Both had been married before and the long years of a second marriage had done nothing to make either forget his first. The memory of those years of grief in the wake of a termagant was still keen. Michelin had remarried within a year of his divorce, but Valerian stayed a bachelor for a long time and on purpose until he went out for an after lunch stroll on a wintry day in Maine, a stroll he hoped would get rid of the irritable boredom he'd felt among all those food industry appliance reps. His walk from the inn had taken him only two blocks to the main street when he found himself in the middle of a local Snow Carnival Parade. He saw the polar bear and then he saw her. The bear was standing on its hind feet, its front ones raised in benediction.

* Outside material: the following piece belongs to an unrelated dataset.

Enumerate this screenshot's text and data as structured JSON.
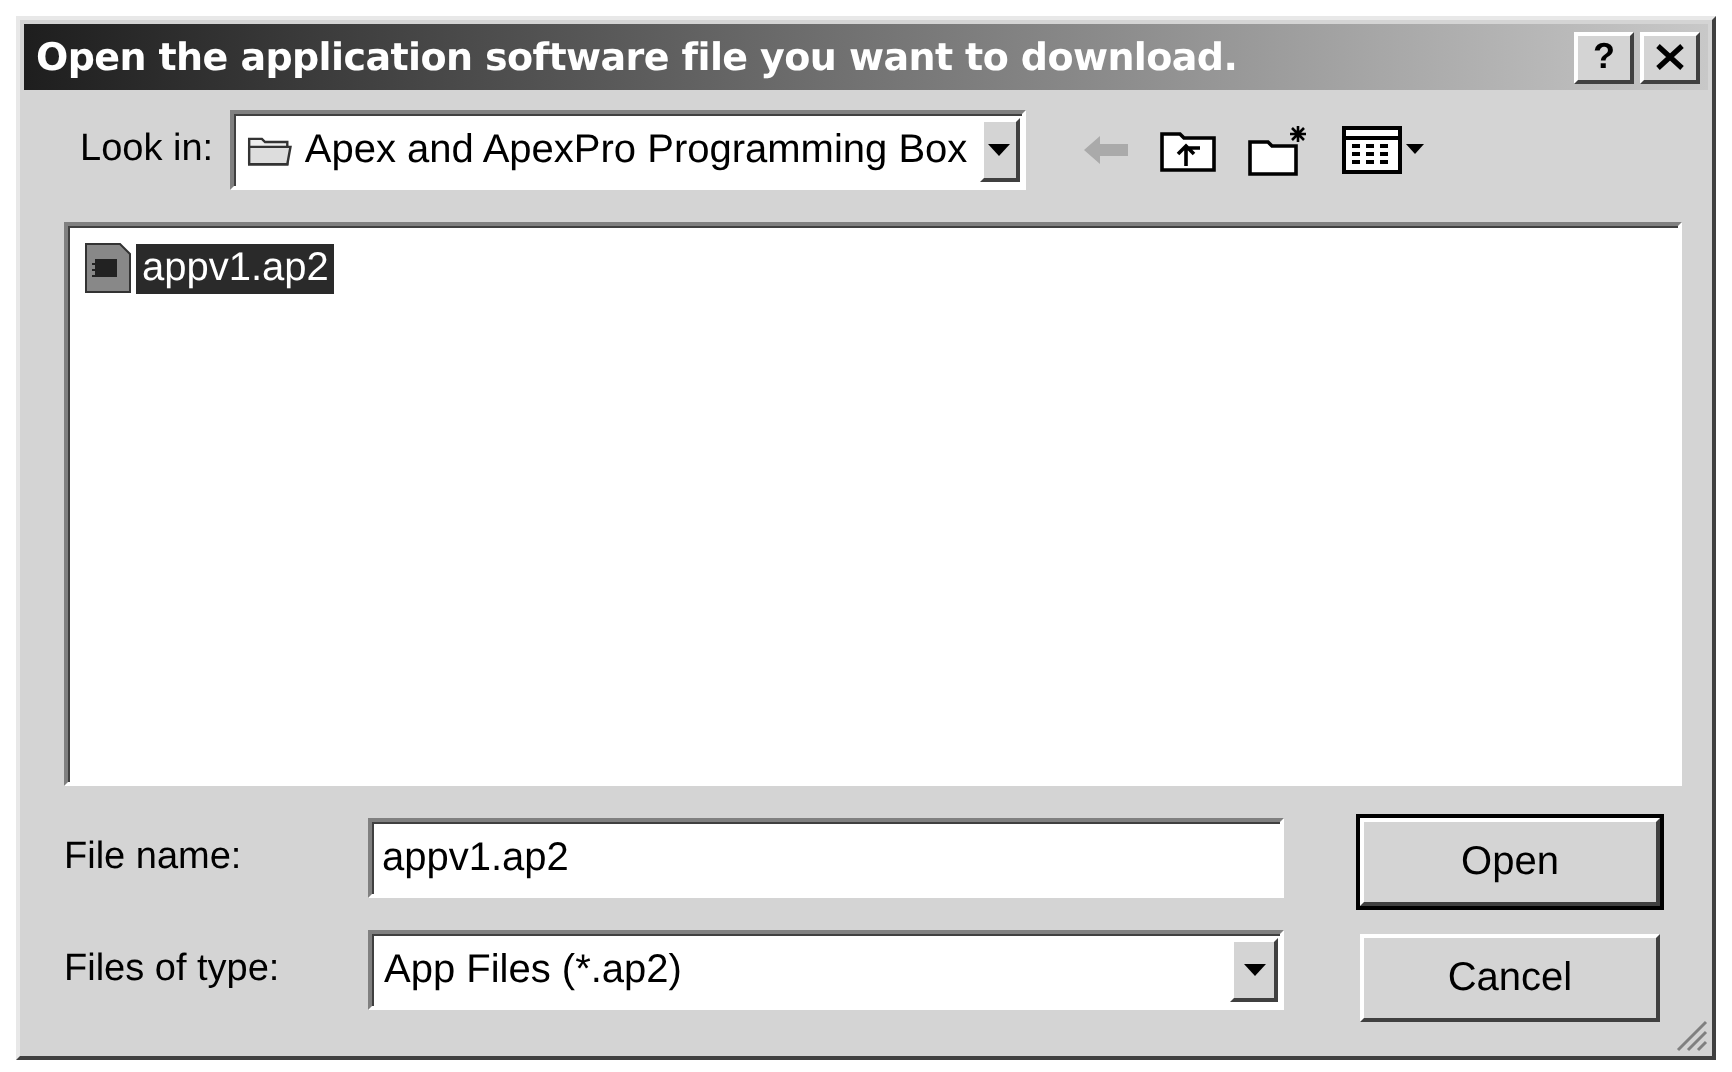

A rosy-cheeked girl was holding on to one of the bear's forefeet like a bride. The plastic igloo behind them threw into dazzling relief her red velvet coat and the ermine muff she waved to the crowd. The moment he saw her something inside him knelt down.
Revue de presse
"Toni Morrison makes me believe in God. She makes me believe in a divine being, because luck and genetics don’t seem to come close to explaining her" (Guardian)
"Deeply perceptive...Returns risk and mischief to the contemporary American novel" (New York Times Book Review)
"Toni Morrison's writing is a train that knows where it's going, fierce and fast-moving in narrative, lyrically showy in description" (Sunday Times)
"Toni Morrison has made herself into the D. H. Lawrence of the black psyche, transforming individuals into forces, idiosyncrasy into inevitability" (New York Times)